The motion put forth this week seeks to examine and further develop protocols, policies, education and outreach in these departments aimed at suicide prevention, in consultation with experts in the field. I feel the best way to honor our first responders for the vital work they do every day is to make sure we give them needed tools and create an environment that allows them to take care of their mental health and well-being!

Rim of the Valley Corridor

On Tuesday, the Board passed a motion I authored with Supervisor Kathryn Barger that formalizes our support for Rep. Adam Schiff’s bill, The Rim of the Valley Corridor Preservation Act.

The bill would incorporate approximately 191,000 acres, referred to as the Rim of the Valley, into the existing Santa Monica Mountains National Recreation Area, expanding the area and bringing important federal assets to areas previously excluded from a host of resource opportunities. The proposed expansion would include Griffith Park, the Santa Clarita Valley, and the Santa Susana Mountains, as well as much of the Los Angeles River. If passed, the Rim of the Valley Corridor Preservation Act would authorize the National Parks Service to build or improve existing trails and roads, to carry out ecosystem monitoring, and to take part in conservation and recreation planning. It would also allow the NPS to fund natural resource protection efforts in the area.

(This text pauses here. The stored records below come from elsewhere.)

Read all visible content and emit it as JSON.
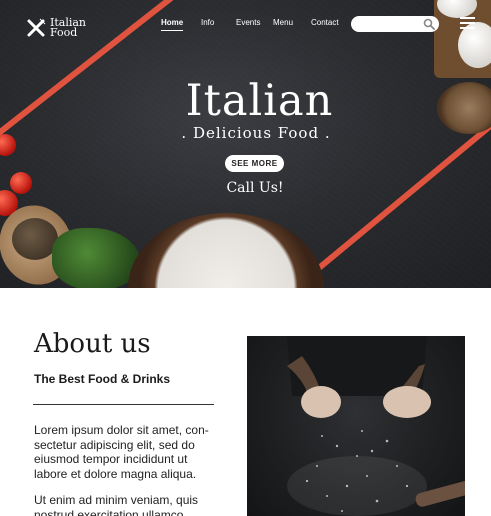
{
  "brand": {
    "line1": "Italian",
    "line2": "Food"
  },
  "nav": {
    "items": [
      {
        "label": "Home",
        "active": true
      },
      {
        "label": "Info",
        "active": false
      },
      {
        "label": "Events",
        "active": false
      },
      {
        "label": "Menu",
        "active": false
      },
      {
        "label": "Contact",
        "active": false
      }
    ]
  },
  "search": {
    "placeholder": "",
    "icon": "search-icon"
  },
  "menu_icon": "hamburger-icon",
  "hero": {
    "title": "Italian",
    "subtitle": ". Delicious Food .",
    "cta_label": "SEE MORE",
    "call_label": "Call Us!"
  },
  "about": {
    "title": "About us",
    "subtitle": "The Best Food & Drinks",
    "paragraph1": "Lorem ipsum dolor sit amet, con-sectetur adipiscing elit, sed do eiusmod tempor incididunt ut labore et dolore magna aliqua.",
    "paragraph2": "Ut enim ad minim veniam, quis nostrud exercitation ullamco"
  },
  "colors": {
    "accent": "#e0543f",
    "hero_bg": "#2a2c30",
    "text_dark": "#1a1a1a"
  }
}
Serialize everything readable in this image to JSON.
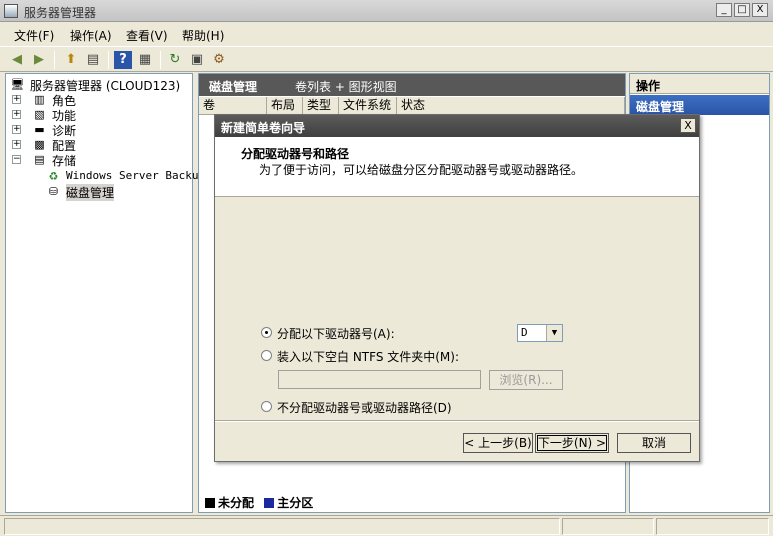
{
  "window": {
    "title": "服务器管理器",
    "controls": {
      "minimize": "_",
      "maximize": "□",
      "close": "X"
    }
  },
  "menu": {
    "items": [
      "文件(F)",
      "操作(A)",
      "查看(V)",
      "帮助(H)"
    ]
  },
  "toolbar": {
    "icons": [
      "back-icon",
      "forward-icon",
      "up-folder-icon",
      "show-hide-tree-icon",
      "help-icon",
      "properties-icon",
      "refresh-icon",
      "export-icon",
      "settings-icon"
    ]
  },
  "tree": {
    "root": "服务器管理器 (CLOUD123)",
    "items": [
      {
        "label": "角色",
        "expander": "+"
      },
      {
        "label": "功能",
        "expander": "+"
      },
      {
        "label": "诊断",
        "expander": "+"
      },
      {
        "label": "配置",
        "expander": "+"
      },
      {
        "label": "存储",
        "expander": "−"
      }
    ],
    "storage_children": [
      "Windows Server Backup",
      "磁盘管理"
    ]
  },
  "center": {
    "title": "磁盘管理",
    "view_label": "卷列表 + 图形视图",
    "columns": [
      "卷",
      "布局",
      "类型",
      "文件系统",
      "状态"
    ],
    "legend": [
      {
        "label": "未分配",
        "color": "#000000"
      },
      {
        "label": "主分区",
        "color": "#1a2a9c"
      }
    ]
  },
  "actions": {
    "header": "操作",
    "section": "磁盘管理"
  },
  "dialog": {
    "title": "新建简单卷向导",
    "close": "X",
    "header_title": "分配驱动器号和路径",
    "header_desc": "为了便于访问，可以给磁盘分区分配驱动器号或驱动器路径。",
    "options": {
      "assign_letter": "分配以下驱动器号(A):",
      "mount_folder": "装入以下空白 NTFS 文件夹中(M):",
      "no_assign": "不分配驱动器号或驱动器路径(D)"
    },
    "selected_option": "assign_letter",
    "drive_letter": "D",
    "folder_path": "",
    "browse": "浏览(R)...",
    "buttons": {
      "back": "< 上一步(B)",
      "next": "下一步(N) >",
      "cancel": "取消"
    }
  }
}
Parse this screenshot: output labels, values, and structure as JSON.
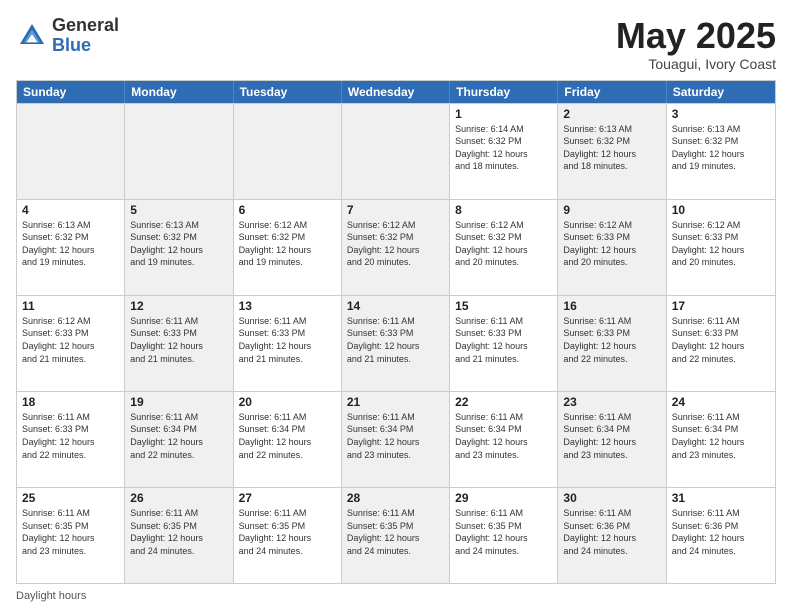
{
  "header": {
    "logo_general": "General",
    "logo_blue": "Blue",
    "month_title": "May 2025",
    "location": "Touagui, Ivory Coast"
  },
  "days_of_week": [
    "Sunday",
    "Monday",
    "Tuesday",
    "Wednesday",
    "Thursday",
    "Friday",
    "Saturday"
  ],
  "footer_text": "Daylight hours",
  "weeks": [
    [
      {
        "day": "",
        "info": "",
        "shaded": true
      },
      {
        "day": "",
        "info": "",
        "shaded": true
      },
      {
        "day": "",
        "info": "",
        "shaded": true
      },
      {
        "day": "",
        "info": "",
        "shaded": true
      },
      {
        "day": "1",
        "info": "Sunrise: 6:14 AM\nSunset: 6:32 PM\nDaylight: 12 hours\nand 18 minutes.",
        "shaded": false
      },
      {
        "day": "2",
        "info": "Sunrise: 6:13 AM\nSunset: 6:32 PM\nDaylight: 12 hours\nand 18 minutes.",
        "shaded": true
      },
      {
        "day": "3",
        "info": "Sunrise: 6:13 AM\nSunset: 6:32 PM\nDaylight: 12 hours\nand 19 minutes.",
        "shaded": false
      }
    ],
    [
      {
        "day": "4",
        "info": "Sunrise: 6:13 AM\nSunset: 6:32 PM\nDaylight: 12 hours\nand 19 minutes.",
        "shaded": false
      },
      {
        "day": "5",
        "info": "Sunrise: 6:13 AM\nSunset: 6:32 PM\nDaylight: 12 hours\nand 19 minutes.",
        "shaded": true
      },
      {
        "day": "6",
        "info": "Sunrise: 6:12 AM\nSunset: 6:32 PM\nDaylight: 12 hours\nand 19 minutes.",
        "shaded": false
      },
      {
        "day": "7",
        "info": "Sunrise: 6:12 AM\nSunset: 6:32 PM\nDaylight: 12 hours\nand 20 minutes.",
        "shaded": true
      },
      {
        "day": "8",
        "info": "Sunrise: 6:12 AM\nSunset: 6:32 PM\nDaylight: 12 hours\nand 20 minutes.",
        "shaded": false
      },
      {
        "day": "9",
        "info": "Sunrise: 6:12 AM\nSunset: 6:33 PM\nDaylight: 12 hours\nand 20 minutes.",
        "shaded": true
      },
      {
        "day": "10",
        "info": "Sunrise: 6:12 AM\nSunset: 6:33 PM\nDaylight: 12 hours\nand 20 minutes.",
        "shaded": false
      }
    ],
    [
      {
        "day": "11",
        "info": "Sunrise: 6:12 AM\nSunset: 6:33 PM\nDaylight: 12 hours\nand 21 minutes.",
        "shaded": false
      },
      {
        "day": "12",
        "info": "Sunrise: 6:11 AM\nSunset: 6:33 PM\nDaylight: 12 hours\nand 21 minutes.",
        "shaded": true
      },
      {
        "day": "13",
        "info": "Sunrise: 6:11 AM\nSunset: 6:33 PM\nDaylight: 12 hours\nand 21 minutes.",
        "shaded": false
      },
      {
        "day": "14",
        "info": "Sunrise: 6:11 AM\nSunset: 6:33 PM\nDaylight: 12 hours\nand 21 minutes.",
        "shaded": true
      },
      {
        "day": "15",
        "info": "Sunrise: 6:11 AM\nSunset: 6:33 PM\nDaylight: 12 hours\nand 21 minutes.",
        "shaded": false
      },
      {
        "day": "16",
        "info": "Sunrise: 6:11 AM\nSunset: 6:33 PM\nDaylight: 12 hours\nand 22 minutes.",
        "shaded": true
      },
      {
        "day": "17",
        "info": "Sunrise: 6:11 AM\nSunset: 6:33 PM\nDaylight: 12 hours\nand 22 minutes.",
        "shaded": false
      }
    ],
    [
      {
        "day": "18",
        "info": "Sunrise: 6:11 AM\nSunset: 6:33 PM\nDaylight: 12 hours\nand 22 minutes.",
        "shaded": false
      },
      {
        "day": "19",
        "info": "Sunrise: 6:11 AM\nSunset: 6:34 PM\nDaylight: 12 hours\nand 22 minutes.",
        "shaded": true
      },
      {
        "day": "20",
        "info": "Sunrise: 6:11 AM\nSunset: 6:34 PM\nDaylight: 12 hours\nand 22 minutes.",
        "shaded": false
      },
      {
        "day": "21",
        "info": "Sunrise: 6:11 AM\nSunset: 6:34 PM\nDaylight: 12 hours\nand 23 minutes.",
        "shaded": true
      },
      {
        "day": "22",
        "info": "Sunrise: 6:11 AM\nSunset: 6:34 PM\nDaylight: 12 hours\nand 23 minutes.",
        "shaded": false
      },
      {
        "day": "23",
        "info": "Sunrise: 6:11 AM\nSunset: 6:34 PM\nDaylight: 12 hours\nand 23 minutes.",
        "shaded": true
      },
      {
        "day": "24",
        "info": "Sunrise: 6:11 AM\nSunset: 6:34 PM\nDaylight: 12 hours\nand 23 minutes.",
        "shaded": false
      }
    ],
    [
      {
        "day": "25",
        "info": "Sunrise: 6:11 AM\nSunset: 6:35 PM\nDaylight: 12 hours\nand 23 minutes.",
        "shaded": false
      },
      {
        "day": "26",
        "info": "Sunrise: 6:11 AM\nSunset: 6:35 PM\nDaylight: 12 hours\nand 24 minutes.",
        "shaded": true
      },
      {
        "day": "27",
        "info": "Sunrise: 6:11 AM\nSunset: 6:35 PM\nDaylight: 12 hours\nand 24 minutes.",
        "shaded": false
      },
      {
        "day": "28",
        "info": "Sunrise: 6:11 AM\nSunset: 6:35 PM\nDaylight: 12 hours\nand 24 minutes.",
        "shaded": true
      },
      {
        "day": "29",
        "info": "Sunrise: 6:11 AM\nSunset: 6:35 PM\nDaylight: 12 hours\nand 24 minutes.",
        "shaded": false
      },
      {
        "day": "30",
        "info": "Sunrise: 6:11 AM\nSunset: 6:36 PM\nDaylight: 12 hours\nand 24 minutes.",
        "shaded": true
      },
      {
        "day": "31",
        "info": "Sunrise: 6:11 AM\nSunset: 6:36 PM\nDaylight: 12 hours\nand 24 minutes.",
        "shaded": false
      }
    ]
  ]
}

During my tenure in the State Senate, I pushed for and secured the protection of key wildlife corridors and watersheds with over $80 million of land acquisitions for the Santa Monica Mountains National Recreation Area. I am heartened to see other representatives continuing the critical work of securing access to natural spaces, and improving the quality of life of LA County residents for generations to come!

To view a map of the proposed expansion under the Rim of the Valley Corridor Preservation Act, click here. To view the fact sheet about the legislation, click here.

Adult Residential Facilities

I am delighted that during the Board meeting this week, we passed a motion I authored with Supervisor Janice Hahn that calls for a plan to support Adult Residential Facilities, which are a crucial part of the public safety net that keeps our needy and most vulnerable residents housed.

These board and care facilities have been shown to be effective living environments for adults experiencing mental health issues, substance abuse disorders, non-complicated medical comorbidities, and psychosocial challenges. Unfortunately, at the current time, our county system does not receive alerts from operators at risk of financial and/or staffing shortages until a closure is imminent, and closures have been occurring at an alarming rate. For the County to maintain and expand its network of these critical facilities, it will be necessary to develop consistent monitoring strategies and unified approaches for funding Adult Residential Facilities.

The motion directs the Health Agency to report back to Board in 60 days with a plan to stabilize and grow our existing Adult Residential Facility network across the County, including strategies for data collection, investment, and support for any relevant legislation. The current homelessness crisis demands that we do a better job of supporting and maintaining these essential residential facilities!